Over the weekend, Hillary Clinton, touring to promote her memoir "Hard Choices," met with Katy Perry, taking a break from touring to promote her album, "Prism." The meeting took place for the benefit of the Internet -- if a merger of two incredibly popular and well-liked celebrities whom one wouldn't expect to meet in real life doesn't end up on Instagram and Twitter, did it happen?
It was in some ways a match made in heaven: "Hard Choices" and "Prism" both purport to give the consumer new insight into the artist but cohere to genre clichés. ("Prism," marketed as kicking off a spiritual, thoughtful phase for Perry, is most notable for its innuendo-laden hit "Dark Horse"; "Hard Choices" is, when all is said and done, just another politician's memoir.) And both Clinton and Perry have reinvented themselves from traditional 2000s attitudes toward gay people into equal-rights icons.
Clinton's evolution on gay rights is the one many politicians have made, though one that's tripped her up, particularly in recent weeks. Her "Fresh Air" interview with Terry Gross featured a combative exchange in which Gross asked Clinton, repeatedly, whether the 2008 presidential candidate had withheld her own true feelings about equal rights for gay people while campaigning, and after. (Clinton, who has lately put herself forward as a full-throated advocate for the rights of LGBT people worldwide, campaigned in 2008 as an opponent of marriage equality.)

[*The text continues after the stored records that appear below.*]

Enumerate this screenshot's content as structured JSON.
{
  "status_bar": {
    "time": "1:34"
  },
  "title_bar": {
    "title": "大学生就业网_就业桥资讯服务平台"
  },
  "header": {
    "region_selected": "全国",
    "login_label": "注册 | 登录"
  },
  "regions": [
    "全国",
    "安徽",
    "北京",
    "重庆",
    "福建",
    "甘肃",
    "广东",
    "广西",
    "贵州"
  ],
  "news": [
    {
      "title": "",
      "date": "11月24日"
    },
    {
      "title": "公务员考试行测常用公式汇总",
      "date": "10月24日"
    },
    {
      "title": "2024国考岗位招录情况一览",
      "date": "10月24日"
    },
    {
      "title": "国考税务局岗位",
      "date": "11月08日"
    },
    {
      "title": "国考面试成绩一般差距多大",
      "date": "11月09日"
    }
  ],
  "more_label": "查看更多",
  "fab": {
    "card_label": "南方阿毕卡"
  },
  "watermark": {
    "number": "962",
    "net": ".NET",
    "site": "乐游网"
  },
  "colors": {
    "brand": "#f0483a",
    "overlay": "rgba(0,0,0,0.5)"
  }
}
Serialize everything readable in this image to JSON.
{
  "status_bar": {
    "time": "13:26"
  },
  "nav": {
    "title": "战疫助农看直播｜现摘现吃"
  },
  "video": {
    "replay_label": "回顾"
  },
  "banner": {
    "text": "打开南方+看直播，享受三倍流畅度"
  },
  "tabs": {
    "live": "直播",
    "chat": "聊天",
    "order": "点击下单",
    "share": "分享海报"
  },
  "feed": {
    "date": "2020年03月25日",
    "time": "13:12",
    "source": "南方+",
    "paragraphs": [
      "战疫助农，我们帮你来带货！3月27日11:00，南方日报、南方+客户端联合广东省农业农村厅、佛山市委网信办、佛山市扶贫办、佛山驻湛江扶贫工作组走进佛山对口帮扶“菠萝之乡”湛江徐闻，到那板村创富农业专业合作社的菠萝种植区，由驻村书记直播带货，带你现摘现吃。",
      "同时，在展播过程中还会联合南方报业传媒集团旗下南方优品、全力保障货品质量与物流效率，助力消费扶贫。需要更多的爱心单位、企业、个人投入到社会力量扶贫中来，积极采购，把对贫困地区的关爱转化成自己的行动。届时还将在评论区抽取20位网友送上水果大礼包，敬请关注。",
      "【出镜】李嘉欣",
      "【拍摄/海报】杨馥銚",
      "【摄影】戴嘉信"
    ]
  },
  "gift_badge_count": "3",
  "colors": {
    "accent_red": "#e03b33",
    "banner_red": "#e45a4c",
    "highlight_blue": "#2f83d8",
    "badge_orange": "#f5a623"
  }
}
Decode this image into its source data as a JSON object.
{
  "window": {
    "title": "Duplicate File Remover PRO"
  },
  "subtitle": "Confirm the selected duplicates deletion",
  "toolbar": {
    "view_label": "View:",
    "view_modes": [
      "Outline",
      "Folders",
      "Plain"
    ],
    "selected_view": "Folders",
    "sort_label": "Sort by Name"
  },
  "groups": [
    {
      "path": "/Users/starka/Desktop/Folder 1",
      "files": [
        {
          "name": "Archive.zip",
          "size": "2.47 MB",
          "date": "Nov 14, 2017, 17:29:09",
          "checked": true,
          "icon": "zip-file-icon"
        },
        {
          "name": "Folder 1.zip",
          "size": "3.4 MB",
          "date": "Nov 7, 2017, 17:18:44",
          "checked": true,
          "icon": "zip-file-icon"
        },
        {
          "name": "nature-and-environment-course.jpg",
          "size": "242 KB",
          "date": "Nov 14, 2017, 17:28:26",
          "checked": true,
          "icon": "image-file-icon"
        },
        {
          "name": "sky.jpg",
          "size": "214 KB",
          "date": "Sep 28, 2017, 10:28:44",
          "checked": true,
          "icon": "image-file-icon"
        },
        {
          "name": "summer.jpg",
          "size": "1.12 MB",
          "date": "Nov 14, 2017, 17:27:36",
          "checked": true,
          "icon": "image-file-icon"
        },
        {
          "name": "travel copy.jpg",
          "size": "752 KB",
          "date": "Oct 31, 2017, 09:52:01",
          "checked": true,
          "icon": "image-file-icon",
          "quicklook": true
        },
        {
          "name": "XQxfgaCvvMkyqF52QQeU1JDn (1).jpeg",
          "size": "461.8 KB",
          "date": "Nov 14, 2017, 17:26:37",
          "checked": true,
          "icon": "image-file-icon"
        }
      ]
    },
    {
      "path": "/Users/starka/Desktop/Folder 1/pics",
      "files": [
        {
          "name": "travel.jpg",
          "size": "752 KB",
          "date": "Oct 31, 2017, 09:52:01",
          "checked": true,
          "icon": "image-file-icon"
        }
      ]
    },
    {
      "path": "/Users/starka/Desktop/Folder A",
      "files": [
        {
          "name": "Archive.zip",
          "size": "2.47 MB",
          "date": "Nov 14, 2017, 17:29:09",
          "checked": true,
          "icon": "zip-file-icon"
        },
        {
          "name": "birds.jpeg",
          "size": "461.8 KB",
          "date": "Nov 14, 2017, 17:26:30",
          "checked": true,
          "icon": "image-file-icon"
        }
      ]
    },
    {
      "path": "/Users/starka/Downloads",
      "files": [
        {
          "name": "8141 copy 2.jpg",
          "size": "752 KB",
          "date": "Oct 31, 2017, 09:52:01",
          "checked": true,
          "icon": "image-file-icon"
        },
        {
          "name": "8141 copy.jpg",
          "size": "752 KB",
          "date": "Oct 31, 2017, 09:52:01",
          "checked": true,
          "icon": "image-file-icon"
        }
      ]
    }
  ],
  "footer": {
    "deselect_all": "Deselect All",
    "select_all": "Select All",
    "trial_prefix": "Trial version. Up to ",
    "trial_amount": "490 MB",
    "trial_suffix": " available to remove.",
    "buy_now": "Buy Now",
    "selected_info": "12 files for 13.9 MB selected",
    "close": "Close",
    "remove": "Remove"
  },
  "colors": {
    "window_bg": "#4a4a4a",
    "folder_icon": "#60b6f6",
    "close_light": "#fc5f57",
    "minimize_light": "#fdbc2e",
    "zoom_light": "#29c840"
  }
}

Perry, too, has evolved. Her mainstream career effectively began in 2007 with the promotional single "Ur So Gay," whose lyrics are directed at a former lover; Perry despises him for fey traits including vegetarianism, driving an electric car and being thin. The song's first line is "I hope you hang yourself with your H&M scarf." The song did what it was meant to do in getting the public's attention, and the Perry machine marched on. Her next single was the smash hit "I Kissed a Girl," which cashed in on the titillation of faux-lesbianism, even as Perry stipulated that she still had a boyfriend.
This was perfectly in line with mid-to-late-2000s attitudes toward gay people, just as was Hillary Clinton's opposition to marriage equality. But the speed with which mass opinion has changed on the equality issue hasn't left Perry flat-footed. Without an aggressive press to hold her to account (Perry won't be on "Fresh Air" any time soon), she's remade herself as a pro-equality crusader, casting the vague song "Firework" as an anthem for marginalized people, accepting an award from the Trevor Project and telling off the prime minister of Australia. It's possible, even likely, that Perry's beliefs have changed -- she campaigned aggressively for Barack Obama in 2012 and is several years older, now. But the nasty, mean-spirited "I Kissed a Girl" is still with us; Perry's performing it on her current tour.
An alliance with Perry can't hurt Clinton; Perry's performances at Obama rallies, back in 2012, helped to boost turnout, and her ribald lyrics didn't come in for much criticism from the right. If anything, Perry ought to be an inspiration to Clinton -- proof positive that the public won't much remember or care about the details of what you put on the record, or on your records, early on, as long as you have an empowering message to send out now.